The Paradise Fossil Plant in Drakesboro, KY is among TVA's fleet of natural gas plants.

The Tennessee Valley Authority is launching a study on how to reduce carbon emissions at its natural gas plant in Muhlenberg County.

The federal utility is exploring a partnership with TC Energy to add carbon capture technology at the Paradise Fossil Plant in Drakesboro. TVA has retired two coal-fired unitsthere in recent years, and has a goal of shuttering its entire network of coal units by 2035.

Reducing emissions at the Paradise Fossil Plant in Drakesboro will help TVA reach its goal of becoming net-zero by 2050.

The $1.2 million study will determine the costs, technical challenges, and operational impacts of adding carbon capture technology to its entire fleet of natural gas plants. Spokesman Scott Fielder says doing so is important as TVA adds more solar to its energy portfolio.

“Natural gas technology is the only mature technology as this time to ensure the reliability of the power grid when the sun isn’t shining, so we need to look at ways to reduce carbon from these existing facilities as we add more solar to the network," Fiedler told WKU Public Radio.

The study will also explore carbon capture technology at TVA’s natural gas facility in Ackerman, Mississippi.

Carbon capture works by sending exhaust from natural gas plants to a CO2 scrubber adjacent to the plant. A chemical reaction absorbs the CO2 before the exhaust is released into the air. The CO2 is then pumped deep into the earth for storage.
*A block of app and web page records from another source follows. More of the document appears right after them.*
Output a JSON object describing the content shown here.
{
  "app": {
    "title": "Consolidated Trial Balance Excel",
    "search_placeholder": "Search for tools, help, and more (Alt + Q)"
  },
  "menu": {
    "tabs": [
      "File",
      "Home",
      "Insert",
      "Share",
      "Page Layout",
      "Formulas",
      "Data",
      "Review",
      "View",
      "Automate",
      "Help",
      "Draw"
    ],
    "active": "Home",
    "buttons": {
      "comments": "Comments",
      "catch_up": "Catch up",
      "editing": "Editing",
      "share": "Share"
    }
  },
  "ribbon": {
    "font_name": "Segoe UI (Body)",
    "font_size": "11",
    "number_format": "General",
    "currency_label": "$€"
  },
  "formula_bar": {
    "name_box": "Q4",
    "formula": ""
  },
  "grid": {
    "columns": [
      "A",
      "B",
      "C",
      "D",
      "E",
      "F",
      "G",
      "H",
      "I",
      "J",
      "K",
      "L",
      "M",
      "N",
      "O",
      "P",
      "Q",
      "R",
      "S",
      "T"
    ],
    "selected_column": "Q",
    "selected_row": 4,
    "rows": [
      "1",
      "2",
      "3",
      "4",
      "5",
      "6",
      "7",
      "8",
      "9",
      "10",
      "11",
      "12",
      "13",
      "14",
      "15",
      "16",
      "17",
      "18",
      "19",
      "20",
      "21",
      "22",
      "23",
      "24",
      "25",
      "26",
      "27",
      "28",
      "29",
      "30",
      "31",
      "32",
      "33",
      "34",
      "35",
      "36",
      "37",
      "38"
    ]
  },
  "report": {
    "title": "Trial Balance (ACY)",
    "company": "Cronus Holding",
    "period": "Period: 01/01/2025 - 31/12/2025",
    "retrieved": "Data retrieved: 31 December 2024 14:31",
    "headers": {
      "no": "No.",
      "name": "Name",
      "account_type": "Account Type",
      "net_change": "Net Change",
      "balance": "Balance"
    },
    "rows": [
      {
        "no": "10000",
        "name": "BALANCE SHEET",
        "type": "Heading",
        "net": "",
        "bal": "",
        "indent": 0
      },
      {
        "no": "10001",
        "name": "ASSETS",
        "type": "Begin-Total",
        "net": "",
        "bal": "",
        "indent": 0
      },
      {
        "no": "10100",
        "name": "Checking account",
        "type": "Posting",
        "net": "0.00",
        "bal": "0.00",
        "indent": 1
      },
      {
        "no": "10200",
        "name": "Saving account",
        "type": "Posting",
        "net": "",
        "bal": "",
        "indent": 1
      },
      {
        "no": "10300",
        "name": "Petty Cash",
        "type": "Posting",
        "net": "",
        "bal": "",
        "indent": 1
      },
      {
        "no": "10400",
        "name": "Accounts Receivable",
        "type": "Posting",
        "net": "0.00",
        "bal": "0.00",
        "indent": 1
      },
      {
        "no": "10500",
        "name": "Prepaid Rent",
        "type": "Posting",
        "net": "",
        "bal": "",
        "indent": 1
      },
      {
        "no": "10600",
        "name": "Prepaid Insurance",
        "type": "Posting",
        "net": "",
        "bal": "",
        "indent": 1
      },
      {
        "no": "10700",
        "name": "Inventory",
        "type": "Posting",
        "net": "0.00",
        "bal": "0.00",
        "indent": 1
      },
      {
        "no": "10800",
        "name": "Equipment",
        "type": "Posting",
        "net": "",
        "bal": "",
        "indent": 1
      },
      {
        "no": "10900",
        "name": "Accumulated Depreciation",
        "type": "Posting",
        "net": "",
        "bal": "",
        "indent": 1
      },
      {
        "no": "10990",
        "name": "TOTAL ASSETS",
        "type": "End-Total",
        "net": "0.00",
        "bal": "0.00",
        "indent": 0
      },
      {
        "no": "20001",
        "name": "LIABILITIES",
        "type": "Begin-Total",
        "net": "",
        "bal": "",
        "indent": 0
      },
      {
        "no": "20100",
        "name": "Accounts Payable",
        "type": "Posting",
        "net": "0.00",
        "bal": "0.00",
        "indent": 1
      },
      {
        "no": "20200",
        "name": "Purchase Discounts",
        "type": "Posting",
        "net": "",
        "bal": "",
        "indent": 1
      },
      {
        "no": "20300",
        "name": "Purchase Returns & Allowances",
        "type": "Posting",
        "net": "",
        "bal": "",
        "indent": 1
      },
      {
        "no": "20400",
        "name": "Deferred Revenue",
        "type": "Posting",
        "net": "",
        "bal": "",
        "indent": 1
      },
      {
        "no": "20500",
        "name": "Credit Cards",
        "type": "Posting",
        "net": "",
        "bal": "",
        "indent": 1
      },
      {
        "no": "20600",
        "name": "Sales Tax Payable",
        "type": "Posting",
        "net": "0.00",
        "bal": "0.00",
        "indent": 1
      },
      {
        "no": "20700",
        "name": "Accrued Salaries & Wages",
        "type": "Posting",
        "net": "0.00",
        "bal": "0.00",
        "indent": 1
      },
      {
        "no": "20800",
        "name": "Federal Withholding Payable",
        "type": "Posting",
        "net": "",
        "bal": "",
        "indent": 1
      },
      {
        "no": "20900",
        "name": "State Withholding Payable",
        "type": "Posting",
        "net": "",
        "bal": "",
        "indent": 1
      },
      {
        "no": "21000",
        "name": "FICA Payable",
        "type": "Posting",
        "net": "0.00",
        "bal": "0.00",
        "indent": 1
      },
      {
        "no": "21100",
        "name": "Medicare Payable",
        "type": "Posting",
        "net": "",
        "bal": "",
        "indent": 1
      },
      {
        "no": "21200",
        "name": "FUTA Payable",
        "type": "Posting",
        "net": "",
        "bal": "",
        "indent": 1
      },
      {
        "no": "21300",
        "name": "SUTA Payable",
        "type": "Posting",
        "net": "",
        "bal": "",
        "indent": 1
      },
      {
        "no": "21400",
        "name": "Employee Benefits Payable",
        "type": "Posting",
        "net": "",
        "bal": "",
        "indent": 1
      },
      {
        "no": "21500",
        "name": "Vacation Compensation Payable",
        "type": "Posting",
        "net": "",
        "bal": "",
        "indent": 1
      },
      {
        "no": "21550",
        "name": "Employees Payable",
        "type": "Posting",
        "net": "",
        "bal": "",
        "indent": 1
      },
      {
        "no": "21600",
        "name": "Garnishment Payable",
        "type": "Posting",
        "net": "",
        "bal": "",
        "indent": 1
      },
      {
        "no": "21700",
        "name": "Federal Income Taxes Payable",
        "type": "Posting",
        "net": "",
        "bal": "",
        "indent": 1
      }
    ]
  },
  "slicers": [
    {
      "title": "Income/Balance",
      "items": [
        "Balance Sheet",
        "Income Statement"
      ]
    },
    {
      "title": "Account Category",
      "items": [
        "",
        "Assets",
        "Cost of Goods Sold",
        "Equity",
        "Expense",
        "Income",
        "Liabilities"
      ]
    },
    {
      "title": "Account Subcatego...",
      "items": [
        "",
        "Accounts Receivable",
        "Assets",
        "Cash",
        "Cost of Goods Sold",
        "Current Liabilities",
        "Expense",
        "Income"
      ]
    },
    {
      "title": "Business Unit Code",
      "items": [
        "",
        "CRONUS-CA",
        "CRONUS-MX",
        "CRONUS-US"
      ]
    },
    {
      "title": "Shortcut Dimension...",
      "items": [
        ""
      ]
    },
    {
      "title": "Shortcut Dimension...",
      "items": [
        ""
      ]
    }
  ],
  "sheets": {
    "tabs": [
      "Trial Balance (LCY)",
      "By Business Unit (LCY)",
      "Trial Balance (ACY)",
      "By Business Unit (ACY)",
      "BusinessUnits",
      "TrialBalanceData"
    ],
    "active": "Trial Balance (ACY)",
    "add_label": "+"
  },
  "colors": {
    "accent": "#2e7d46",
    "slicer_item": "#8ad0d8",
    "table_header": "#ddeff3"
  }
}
Lisa is a Scottsville native and WKU alum. She has worked in radio as a news reporter and anchor for 18 years. Prior to joining WKU Public Radio, she most recently worked at WHAS in Louisville and WLAC in Nashville. She has received numerous awards from the Associated Press, including Best Reporter in Kentucky. Many of her stories have been heard on NPR.